Students need alternatives

By Editorial Board

An activist organization, Student Public Interest Research Groups, rallied at Truman College on Sept. 15 to protest the ever-rising costs of textbooks in a movement they call the “Textbook Rebellion.” The group has traveled to college campuses across the country since the start of the fall semester, rallying restive students who feel administrators are unsympathetic to the financial burden placed on them. Thousands of students have already signed their petition, urging higher education leaders to lower the cost of textbooks.

According to the National Association of College Stores, the average full-time student spent $667 on textbooks during the 2009–2010 school year, and the average textbook costs $62. This is far too much, especially when tuition is factored in.

Textbooks can be a hidden fee for attending school.
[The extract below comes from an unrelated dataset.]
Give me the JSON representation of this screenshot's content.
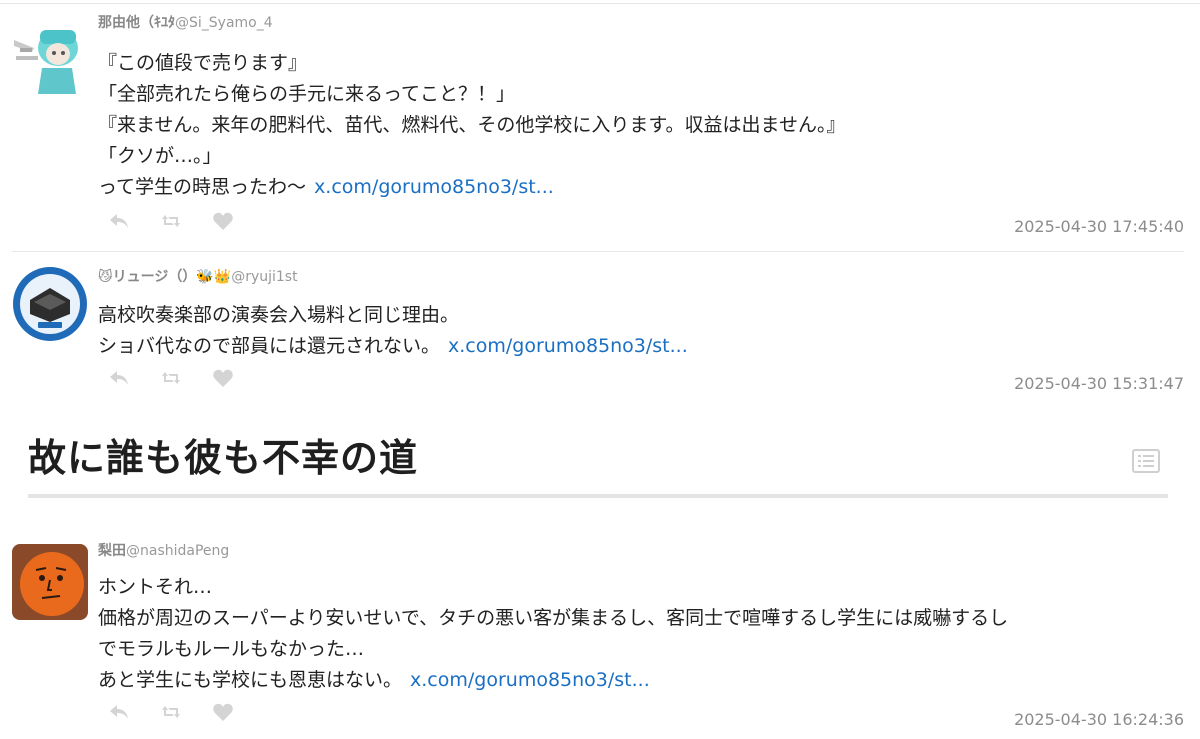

They aren’t included in tuition and students often don’t know which books they must buy before a class starts. Although there is a tab on Oasis that says which books are required for a course, many teachers tell their students not to buy the books or buy different ones, and so students have learned to take the wait-and-see approach.

Columbia has no effective message telling students there are cheaper alternatives to buying books than its campus store, and younger students often think this is their only option. It’s up to the individual teachers to advise their pupils, and many suggest Columbia’s store. Numerous classes that require books use them only sparingly throughout the year, making their price tag even more frustrating. Books should be supplemental to the actual lessons, especially at a school focused on the arts.

These high costs drive prospective students away from attending school. Higher education is crucial in today’s global economy, and an undereducated workforce will only lead to more economic problems in the future.

“Textbook Rebellion” has come up with alternatives, giving students information on publishers that sell free e-book versions of textbooks and hard-copy books for between $20 and $40, as well as rentable books.

Student PIRGs is right in asking college administrators to assist in lowering costs. Colleges make a profit from books sold in their campus stores on top of the enormous cost of tuition, and thus have no incentive to advertise other alternatives.

Columbia’s administration needs to rethink its textbook policy. Too many students who already spend nearly $30,000 on tuition and housing cannot afford to buy books that are used approximately three times a year. New books at the campus store should be a last resort for students. There is no reason schools shouldn’t give students all available resources when shopping for books.

Hang on for a minute...we're trying to find some more stories you might like.